1. Family first. Always.
2. Staff getting bad press for the boss isn't staff for long.
Which brings us to Jared Kushner, who is both a senior adviser to Trump and the President's son-in-law.
Kushner, whose portfolio is so broad that he's been described as the "Secretary of Everything," was widely regarded as the one untouchable staffer in the White House due to rule No. 1. Kushner was family -- he's married to Trump's daughter, Ivanka -- before he was ever a member of the Trump staff.
Then last week happened. Kushner, according to The Washington Post
, sought a secret backchannel with the Russians in a December meeting with ambassador Sergey Kislyak. The Post reported that the FBI, which is in the midst of an ongoing investigation into Russia meddling into the 2016 election and the possibility of collusion with some elements of the Trump campaign found that meeting to be of "investigative interest."
While that was the biggest negative story about Kushner that popped into the national media at the end of last week, it wasn't the only one. Reuters reported that Kushner had at least three previously unreported contacts with Kislyak
both during and after the 2016 campaign. Then, on Monday night, The New York Times reported that federal investigators are trying to figure out why Kushner met with Russian banker Sergey Gorkov
shortly after the meeting with Kislyak reported by the Post.
The details are complicated as to what Kushner knew and what he was trying to do. (Nota bene: The FBI has never said Kushner is a target of their investigation and Kushner has volunteered to testify in front of congressional committees looking into Russia and the 2016 election.) The point is that a weekend Donald Trump was hoping would be dominated by positive chatter about his nine-day, five-country foreign trip was instead all about Kushner.
Trump, publicly, remains entirely supportive of his son-in-law. "Jared is doing a great job for the country," he told the Times
Sunday night. "I have total confidence in him." And, Kushner -- and Ivanka -- are "laying low,
" certain that he will survive this episode.
A source familiar with Kushner's White House duties told CNN's Jim Acosta Tuesday that the senior adviser isn't giving up any part of his vast portfolio, including Middle East peace and streamlining government.
Kushner "has a strong team around him working on every part of his portfolio," the source said.
But privately, the picture is less clear.
, on Kushner, comes from Politico:
"Some allies and aides say Jared Kushner, a top adviser who is under scrutiny for his business ties and communications with Russian officials, is also on shaky ground, even though Trump is unlikely to let his own son-in-law go."
Then there is the fact that Trump seems increasingly frustrated by how the Russia story is blotting out all other conversations about his administration and what he believes to be a number of underreported successes.
And the fact that we know that Kushner isn't exactly the most beloved figure in the White House, having already had a very public run-in with senior strategist Steve Bannon back in April
This is the unstoppable force meeting the immovable object: An angry Trump looking for someone to blame for the ongoing Russia story settles on the one person who has always been deemed un-fireable in his White House.
Count me as skeptical that Kushner is going anywhere -- if for no other reason than Donald Trump listens to Ivanka Trump more than he listens to anyone else in the world.

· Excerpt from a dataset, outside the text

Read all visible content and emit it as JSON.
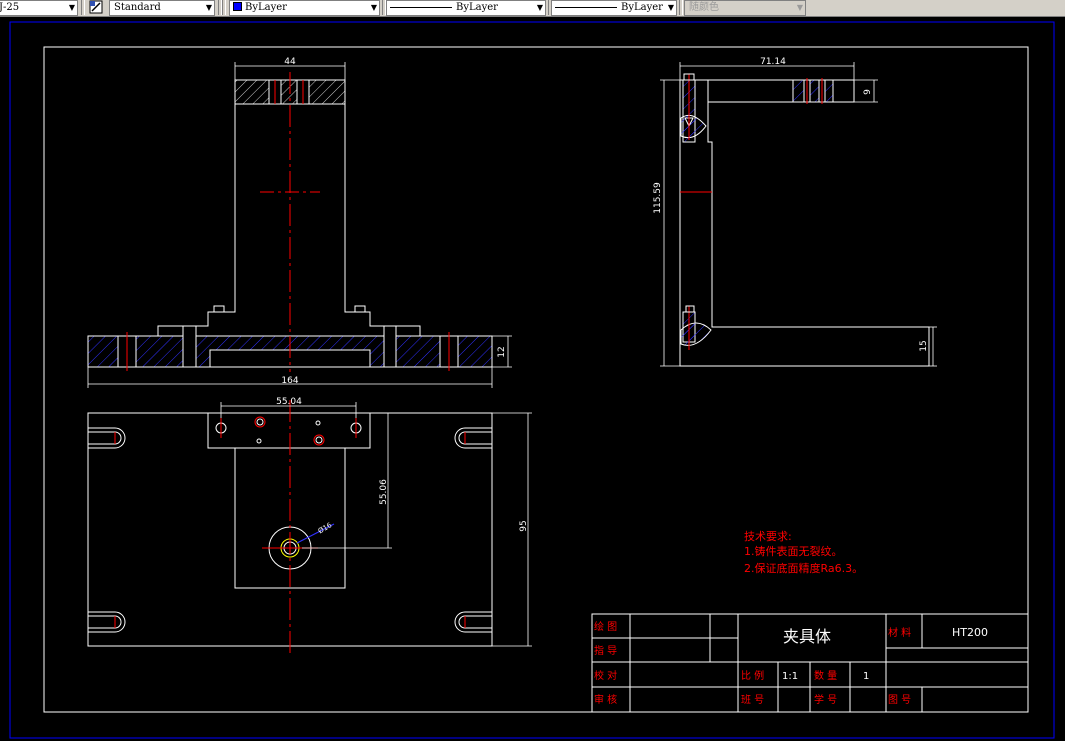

Firing her husband -- or publicly demoting him -- is a sure-fire recipe to break that most important bond for Donald Trump.
But that doesn't mean the current Kushner conundrum won't have consequences. Trump might not be willing -- or able -- to get rid of Kushner, but if past is prologue he will find some staffer (or maybe a few) to project his frustration onto.
While stories of potential staff shakeups seem like a weekly occurrence in this White House, Trump's mounting ire -- and the likelihood that its source can't be easily eliminated -- may create the right conditions for an actual senior staff shuffle.
Kushner will almost certainly survive if such a shuffle comes to pass. But he will have been the catalyst of it. And while he likely will remain, it may be as damaged goods in the eyes of his father-in-law, AKA the President.